▸ **Activity**
Retype the entries. Match them exactly.

▸ **Information**
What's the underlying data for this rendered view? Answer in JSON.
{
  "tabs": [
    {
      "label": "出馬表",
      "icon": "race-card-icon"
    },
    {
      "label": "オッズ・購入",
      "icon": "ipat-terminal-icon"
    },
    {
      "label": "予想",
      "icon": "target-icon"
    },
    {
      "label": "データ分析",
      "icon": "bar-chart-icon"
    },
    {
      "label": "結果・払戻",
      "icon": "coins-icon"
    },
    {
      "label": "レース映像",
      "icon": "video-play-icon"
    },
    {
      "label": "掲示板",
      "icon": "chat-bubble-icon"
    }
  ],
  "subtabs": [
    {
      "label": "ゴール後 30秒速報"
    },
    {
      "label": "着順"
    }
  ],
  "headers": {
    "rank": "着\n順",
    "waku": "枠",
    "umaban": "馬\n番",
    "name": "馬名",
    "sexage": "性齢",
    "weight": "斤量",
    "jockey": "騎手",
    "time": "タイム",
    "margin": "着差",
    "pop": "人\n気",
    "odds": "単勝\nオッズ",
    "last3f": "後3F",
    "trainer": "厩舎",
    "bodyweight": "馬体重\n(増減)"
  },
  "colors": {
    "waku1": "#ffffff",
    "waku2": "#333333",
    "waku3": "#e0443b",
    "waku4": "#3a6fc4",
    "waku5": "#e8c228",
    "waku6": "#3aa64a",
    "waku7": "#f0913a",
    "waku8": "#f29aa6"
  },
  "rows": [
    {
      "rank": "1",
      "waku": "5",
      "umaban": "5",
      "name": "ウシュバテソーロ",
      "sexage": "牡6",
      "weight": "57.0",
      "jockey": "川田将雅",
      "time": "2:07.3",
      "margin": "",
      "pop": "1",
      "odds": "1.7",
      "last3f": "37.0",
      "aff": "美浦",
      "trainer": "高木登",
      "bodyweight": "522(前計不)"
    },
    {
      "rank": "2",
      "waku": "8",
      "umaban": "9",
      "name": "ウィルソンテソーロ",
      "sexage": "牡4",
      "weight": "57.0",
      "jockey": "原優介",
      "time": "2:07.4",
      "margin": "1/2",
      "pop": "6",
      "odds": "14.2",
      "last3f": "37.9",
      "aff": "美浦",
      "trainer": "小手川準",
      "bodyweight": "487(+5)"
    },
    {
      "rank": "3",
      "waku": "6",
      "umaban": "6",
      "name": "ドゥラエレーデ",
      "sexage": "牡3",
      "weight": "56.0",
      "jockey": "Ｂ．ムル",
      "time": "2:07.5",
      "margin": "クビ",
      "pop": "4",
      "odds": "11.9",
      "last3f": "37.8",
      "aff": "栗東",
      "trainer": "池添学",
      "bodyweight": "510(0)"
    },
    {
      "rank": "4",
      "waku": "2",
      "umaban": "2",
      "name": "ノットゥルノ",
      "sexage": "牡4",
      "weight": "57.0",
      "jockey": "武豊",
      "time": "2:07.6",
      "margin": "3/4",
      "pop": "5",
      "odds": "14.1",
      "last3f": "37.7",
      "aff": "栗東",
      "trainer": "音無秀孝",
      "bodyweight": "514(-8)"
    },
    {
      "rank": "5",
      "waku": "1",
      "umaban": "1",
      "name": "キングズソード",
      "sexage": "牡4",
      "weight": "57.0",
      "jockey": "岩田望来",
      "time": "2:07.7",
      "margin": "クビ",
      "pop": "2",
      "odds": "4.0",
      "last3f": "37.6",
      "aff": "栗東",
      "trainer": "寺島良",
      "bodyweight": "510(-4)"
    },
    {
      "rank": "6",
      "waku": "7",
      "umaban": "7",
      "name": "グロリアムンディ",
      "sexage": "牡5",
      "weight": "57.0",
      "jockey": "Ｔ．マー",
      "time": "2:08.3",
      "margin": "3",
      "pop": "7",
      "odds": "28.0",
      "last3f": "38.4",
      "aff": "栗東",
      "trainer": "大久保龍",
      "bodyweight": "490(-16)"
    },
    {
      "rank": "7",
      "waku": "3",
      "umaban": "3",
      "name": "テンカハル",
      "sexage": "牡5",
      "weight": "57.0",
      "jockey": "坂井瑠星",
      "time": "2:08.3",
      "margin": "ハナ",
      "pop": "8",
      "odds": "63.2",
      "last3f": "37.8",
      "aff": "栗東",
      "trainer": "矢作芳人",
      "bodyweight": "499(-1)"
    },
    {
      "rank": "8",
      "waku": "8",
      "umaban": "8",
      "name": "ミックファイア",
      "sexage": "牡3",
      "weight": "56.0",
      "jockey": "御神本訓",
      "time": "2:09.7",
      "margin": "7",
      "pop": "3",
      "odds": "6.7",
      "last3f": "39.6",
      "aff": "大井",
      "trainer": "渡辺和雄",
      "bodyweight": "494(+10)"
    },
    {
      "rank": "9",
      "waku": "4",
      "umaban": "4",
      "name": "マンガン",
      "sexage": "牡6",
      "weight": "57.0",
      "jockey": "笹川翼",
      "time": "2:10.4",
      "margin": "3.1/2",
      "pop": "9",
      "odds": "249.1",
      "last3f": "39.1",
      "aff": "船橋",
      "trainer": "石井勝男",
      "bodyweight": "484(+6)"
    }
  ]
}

▸ **Problem solution**
What's the underlying data for this rendered view? Answer in JSON.
{
  "tabs": [
    {
      "label": "出馬表",
      "icon": "race-card-icon"
    },
    {
      "label": "オッズ・購入",
      "icon": "ipat-terminal-icon"
    },
    {
      "label": "予想",
      "icon": "target-icon"
    },
    {
      "label": "データ分析",
      "icon": "bar-chart-icon"
    },
    {
      "label": "結果・払戻",
      "icon": "coins-icon"
    },
    {
      "label": "レース映像",
      "icon": "video-play-icon"
    },
    {
      "label": "掲示板",
      "icon": "chat-bubble-icon"
    }
  ],
  "subtabs": [
    {
      "label": "ゴール後 30秒速報"
    },
    {
      "label": "着順"
    }
  ],
  "headers": {
    "rank": "着\n順",
    "waku": "枠",
    "umaban": "馬\n番",
    "name": "馬名",
    "sexage": "性齢",
    "weight": "斤量",
    "jockey": "騎手",
    "time": "タイム",
    "margin": "着差",
    "pop": "人\n気",
    "odds": "単勝\nオッズ",
    "last3f": "後3F",
    "trainer": "厩舎",
    "bodyweight": "馬体重\n(増減)"
  },
  "colors": {
    "waku1": "#ffffff",
    "waku2": "#333333",
    "waku3": "#e0443b",
    "waku4": "#3a6fc4",
    "waku5": "#e8c228",
    "waku6": "#3aa64a",
    "waku7": "#f0913a",
    "waku8": "#f29aa6"
  },
  "rows": [
    {
      "rank": "1",
      "waku": "5",
      "umaban": "5",
      "name": "ウシュバテソーロ",
      "sexage": "牡6",
      "weight": "57.0",
      "jockey": "川田将雅",
      "time": "2:07.3",
      "margin": "",
      "pop": "1",
      "odds": "1.7",
      "last3f": "37.0",
      "aff": "美浦",
      "trainer": "高木登",
      "bodyweight": "522(前計不)"
    },
    {
      "rank": "2",
      "waku": "8",
      "umaban": "9",
      "name": "ウィルソンテソーロ",
      "sexage": "牡4",
      "weight": "57.0",
      "jockey": "原優介",
      "time": "2:07.4",
      "margin": "1/2",
      "pop": "6",
      "odds": "14.2",
      "last3f": "37.9",
      "aff": "美浦",
      "trainer": "小手川準",
      "bodyweight": "487(+5)"
    },
    {
      "rank": "3",
      "waku": "6",
      "umaban": "6",
      "name": "ドゥラエレーデ",
      "sexage": "牡3",
      "weight": "56.0",
      "jockey": "Ｂ．ムル",
      "time": "2:07.5",
      "margin": "クビ",
      "pop": "4",
      "odds": "11.9",
      "last3f": "37.8",
      "aff": "栗東",
      "trainer": "池添学",
      "bodyweight": "510(0)"
    },
    {
      "rank": "4",
      "waku": "2",
      "umaban": "2",
      "name": "ノットゥルノ",
      "sexage": "牡4",
      "weight": "57.0",
      "jockey": "武豊",
      "time": "2:07.6",
      "margin": "3/4",
      "pop": "5",
      "odds": "14.1",
      "last3f": "37.7",
      "aff": "栗東",
      "trainer": "音無秀孝",
      "bodyweight": "514(-8)"
    },
    {
      "rank": "5",
      "waku": "1",
      "umaban": "1",
      "name": "キングズソード",
      "sexage": "牡4",
      "weight": "57.0",
      "jockey": "岩田望来",
      "time": "2:07.7",
      "margin": "クビ",
      "pop": "2",
      "odds": "4.0",
      "last3f": "37.6",
      "aff": "栗東",
      "trainer": "寺島良",
      "bodyweight": "510(-4)"
    },
    {
      "rank": "6",
      "waku": "7",
      "umaban": "7",
      "name": "グロリアムンディ",
      "sexage": "牡5",
      "weight": "57.0",
      "jockey": "Ｔ．マー",
      "time": "2:08.3",
      "margin": "3",
      "pop": "7",
      "odds": "28.0",
      "last3f": "38.4",
      "aff": "栗東",
      "trainer": "大久保龍",
      "bodyweight": "490(-16)"
    },
    {
      "rank": "7",
      "waku": "3",
      "umaban": "3",
      "name": "テンカハル",
      "sexage": "牡5",
      "weight": "57.0",
      "jockey": "坂井瑠星",
      "time": "2:08.3",
      "margin": "ハナ",
      "pop": "8",
      "odds": "63.2",
      "last3f": "37.8",
      "aff": "栗東",
      "trainer": "矢作芳人",
      "bodyweight": "499(-1)"
    },
    {
      "rank": "8",
      "waku": "8",
      "umaban": "8",
      "name": "ミックファイア",
      "sexage": "牡3",
      "weight": "56.0",
      "jockey": "御神本訓",
      "time": "2:09.7",
      "margin": "7",
      "pop": "3",
      "odds": "6.7",
      "last3f": "39.6",
      "aff": "大井",
      "trainer": "渡辺和雄",
      "bodyweight": "494(+10)"
    },
    {
      "rank": "9",
      "waku": "4",
      "umaban": "4",
      "name": "マンガン",
      "sexage": "牡6",
      "weight": "57.0",
      "jockey": "笹川翼",
      "time": "2:10.4",
      "margin": "3.1/2",
      "pop": "9",
      "odds": "249.1",
      "last3f": "39.1",
      "aff": "船橋",
      "trainer": "石井勝男",
      "bodyweight": "484(+6)"
    }
  ]
}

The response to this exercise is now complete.